A U.S. delegation led by Assistant Secretary of Defense Richard Lawless met with South Korean officials and reportedly proposed withdrawing up to one-third of the 37,000 U.S. troops in South Korea.

The United States has maintained a military presence in South Korea since the Korean War ended in 1953, chiefly as a deterrent against a North Korean attack.

Speaking to reporters before the talks, South Korea's National Security Advisor Kwon Chin-Ho says troop realignment must not undermine deterrence. The United States announced plans in May to shift 3,600 troops from South Korea to Iraq, the first time the United States has reduced its armed forces in South Korea since the end of the Cold War.

The two-day talks will also cover plans to move about 7,000 U.S. troops from their base near the heavily armed border with North Korea to a new military camp well south of Seoul.

In a speech to the Korean parliament, South Korea's President Roh Moo-hyun said he values the alliance, but wants to reduce his country's dependence on Washington.

Nevertheless, the U.S. proposal has left many in South Korea worried that the troop withdrawal may make the country more vulnerable to an attack from the North.

North Korea has the world's biggest army for the size of its population, and its more than one million troops dwarf the size of the combined South Korean - U.S. forces.

South Korean officials say the U.S. plans to pull its troops out by the end of next year, but South Korea favors a more gradual withdrawal, delaying the final cuts for seven years.

Despite discussions on troop reduction, the United States has been careful to re-affirm its commitment to South Korea's defense.

Washington recently announced plans to invest $11 billion to upgrade U.S. military capabilities in Asia.

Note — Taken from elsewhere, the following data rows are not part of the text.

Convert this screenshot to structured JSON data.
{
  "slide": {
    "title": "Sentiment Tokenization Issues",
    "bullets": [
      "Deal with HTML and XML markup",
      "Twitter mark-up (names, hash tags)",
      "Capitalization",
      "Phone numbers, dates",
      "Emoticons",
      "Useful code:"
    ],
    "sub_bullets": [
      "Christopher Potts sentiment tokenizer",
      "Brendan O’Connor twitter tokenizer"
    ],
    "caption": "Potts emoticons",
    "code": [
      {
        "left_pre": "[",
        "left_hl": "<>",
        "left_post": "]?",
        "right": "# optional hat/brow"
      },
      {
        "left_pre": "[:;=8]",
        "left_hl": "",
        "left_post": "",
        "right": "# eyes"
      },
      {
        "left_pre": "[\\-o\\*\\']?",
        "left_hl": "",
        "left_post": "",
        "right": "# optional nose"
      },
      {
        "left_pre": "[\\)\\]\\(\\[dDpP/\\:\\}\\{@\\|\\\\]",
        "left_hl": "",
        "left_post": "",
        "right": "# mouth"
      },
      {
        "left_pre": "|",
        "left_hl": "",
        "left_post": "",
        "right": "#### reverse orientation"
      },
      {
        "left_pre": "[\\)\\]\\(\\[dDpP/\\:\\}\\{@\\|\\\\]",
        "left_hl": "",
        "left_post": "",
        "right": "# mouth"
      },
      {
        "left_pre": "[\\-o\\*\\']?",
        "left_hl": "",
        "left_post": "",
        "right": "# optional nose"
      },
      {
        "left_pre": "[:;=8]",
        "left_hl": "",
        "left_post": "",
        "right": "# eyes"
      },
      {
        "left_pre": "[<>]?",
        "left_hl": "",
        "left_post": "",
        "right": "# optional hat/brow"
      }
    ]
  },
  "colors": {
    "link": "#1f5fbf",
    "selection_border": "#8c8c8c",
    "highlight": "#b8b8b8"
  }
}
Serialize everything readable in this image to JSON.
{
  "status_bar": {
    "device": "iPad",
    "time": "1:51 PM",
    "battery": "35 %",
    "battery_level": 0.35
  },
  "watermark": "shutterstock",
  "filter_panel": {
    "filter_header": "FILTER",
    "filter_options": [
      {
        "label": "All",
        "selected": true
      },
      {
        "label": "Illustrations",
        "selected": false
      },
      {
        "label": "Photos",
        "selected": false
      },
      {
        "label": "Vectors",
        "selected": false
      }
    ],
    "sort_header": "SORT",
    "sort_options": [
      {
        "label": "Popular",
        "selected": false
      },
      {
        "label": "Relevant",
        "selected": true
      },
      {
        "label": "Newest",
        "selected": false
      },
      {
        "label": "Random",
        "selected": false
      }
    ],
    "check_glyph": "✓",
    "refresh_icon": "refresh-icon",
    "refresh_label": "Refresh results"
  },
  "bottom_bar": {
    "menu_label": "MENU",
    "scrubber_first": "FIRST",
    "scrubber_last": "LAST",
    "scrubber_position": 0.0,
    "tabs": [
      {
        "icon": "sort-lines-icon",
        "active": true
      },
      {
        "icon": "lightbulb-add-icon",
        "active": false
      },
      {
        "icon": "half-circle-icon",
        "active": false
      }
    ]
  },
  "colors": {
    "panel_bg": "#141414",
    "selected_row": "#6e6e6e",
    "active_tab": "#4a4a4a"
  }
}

The upgrades and troop realignment occur against the backdrop of the standoff with North Korea over its nuclear weapons programs.